ABOUT THIS TASK: In the records below, find the lines that include "JSON" and copy each.

INFORMATION GIVEN:
______

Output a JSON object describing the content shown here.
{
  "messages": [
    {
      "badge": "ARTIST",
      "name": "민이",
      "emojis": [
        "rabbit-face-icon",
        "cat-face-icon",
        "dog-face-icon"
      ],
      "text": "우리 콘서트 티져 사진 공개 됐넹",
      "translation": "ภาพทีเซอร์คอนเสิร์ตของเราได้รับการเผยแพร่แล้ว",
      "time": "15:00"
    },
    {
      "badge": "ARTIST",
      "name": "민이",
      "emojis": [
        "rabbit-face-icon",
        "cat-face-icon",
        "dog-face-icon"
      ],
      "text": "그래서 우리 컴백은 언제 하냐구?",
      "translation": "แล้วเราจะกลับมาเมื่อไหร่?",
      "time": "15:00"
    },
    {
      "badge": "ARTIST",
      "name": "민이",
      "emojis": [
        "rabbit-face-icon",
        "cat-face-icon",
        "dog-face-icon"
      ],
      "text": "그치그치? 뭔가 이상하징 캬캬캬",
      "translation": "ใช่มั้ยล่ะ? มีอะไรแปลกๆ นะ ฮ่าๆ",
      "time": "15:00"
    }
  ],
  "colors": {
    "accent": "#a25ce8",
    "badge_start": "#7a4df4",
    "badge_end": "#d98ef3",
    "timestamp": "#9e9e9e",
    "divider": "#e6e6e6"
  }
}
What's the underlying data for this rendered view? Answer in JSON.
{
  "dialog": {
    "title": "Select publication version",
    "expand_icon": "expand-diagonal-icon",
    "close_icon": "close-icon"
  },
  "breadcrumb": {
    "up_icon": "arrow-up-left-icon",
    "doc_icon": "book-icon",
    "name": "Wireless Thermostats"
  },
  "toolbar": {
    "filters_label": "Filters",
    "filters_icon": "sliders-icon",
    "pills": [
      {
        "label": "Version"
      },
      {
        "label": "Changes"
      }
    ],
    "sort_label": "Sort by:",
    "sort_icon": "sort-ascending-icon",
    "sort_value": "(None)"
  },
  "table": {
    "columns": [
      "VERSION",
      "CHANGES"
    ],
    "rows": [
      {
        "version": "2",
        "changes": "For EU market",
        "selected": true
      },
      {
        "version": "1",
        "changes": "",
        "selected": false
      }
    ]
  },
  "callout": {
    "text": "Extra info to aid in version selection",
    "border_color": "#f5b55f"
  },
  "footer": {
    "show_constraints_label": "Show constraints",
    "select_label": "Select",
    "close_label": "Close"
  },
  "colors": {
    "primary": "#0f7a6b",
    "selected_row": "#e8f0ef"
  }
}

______

SOLVED PROBLEM:
Output a JSON object describing the content shown here.
What's the underlying data for this rendered view? Answer in JSON.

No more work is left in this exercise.